Who had his dwelling among the tombs; and o man could bind him, not with chains:
Because that he had been often bound with fetters and chains, and the chains had been plucked asunder by him, and the fetters broken I pieces: neither could any man tame him.
And always, night and day, he was in the mountains, and in the tombs, crying, and cutting himself with stones. But when he saw Jesus afar off, he ran and worshipped Him.
This man was big strong, with almost supernatural strength, but he was cutting on himself. His own strength came to nothing, except to increase his capacity for self-destruction. His demons were his source of his strength and the cause of weaknesses and self-degradation. He lived among the tombs: dead already in a sense, desperately crying out. What was he crying out for? Could it be the immense pain of the lack of self-control, the torment of rage for life that the demons drove him toward constantly? Could it be it was that separation from God that tormented him to tears day and night?
Then the man saw Jesus afar off, he ran and worshipped Him.
To the man Jesus was his greatest hope: to the demons, Jesus was their worst nightmare. But, until his demons were removed the man’s own strength would come to nothing: He couldn’t serve, he couldn’t build, he couldn’t plant: he couldn’t fully realize the life, the capacity that could only be had in Jesus. He could not live out the calling that Jesus had for him.
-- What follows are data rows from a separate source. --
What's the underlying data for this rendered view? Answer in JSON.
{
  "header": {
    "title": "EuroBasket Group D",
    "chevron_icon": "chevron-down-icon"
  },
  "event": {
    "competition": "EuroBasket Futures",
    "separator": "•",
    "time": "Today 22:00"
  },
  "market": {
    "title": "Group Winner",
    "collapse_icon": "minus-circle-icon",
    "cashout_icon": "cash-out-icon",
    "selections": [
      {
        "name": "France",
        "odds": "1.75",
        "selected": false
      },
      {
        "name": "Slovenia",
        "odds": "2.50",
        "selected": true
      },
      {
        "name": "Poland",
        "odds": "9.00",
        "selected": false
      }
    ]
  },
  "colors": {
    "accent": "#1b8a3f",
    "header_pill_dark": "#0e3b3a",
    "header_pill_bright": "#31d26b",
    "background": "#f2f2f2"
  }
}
Do we sometimes find ourselves living in our own strength in misery and self-destruction? Do we sometimes cry out at the pain of separation from God, tormented by various demons we have allowed into our lives? Has this separation thwarted us living out our true calling for God? Do we need to forgive and forget ourselves in order to find ourselves and our place in God's plan?
The good news is that Jesus has come ashore in this world long ago, died on the cross, and rose from the dead that he might forgive our sins, remove our demons - that we might give our lives completely to Him and live out His plans and purposes in our lives.
The man had his demons removed and was given a calling. Isn't it the same as our own?
“Go home to thy friends, and tell them how great things the Lord hath done for thee, and hath had compassion on thee.”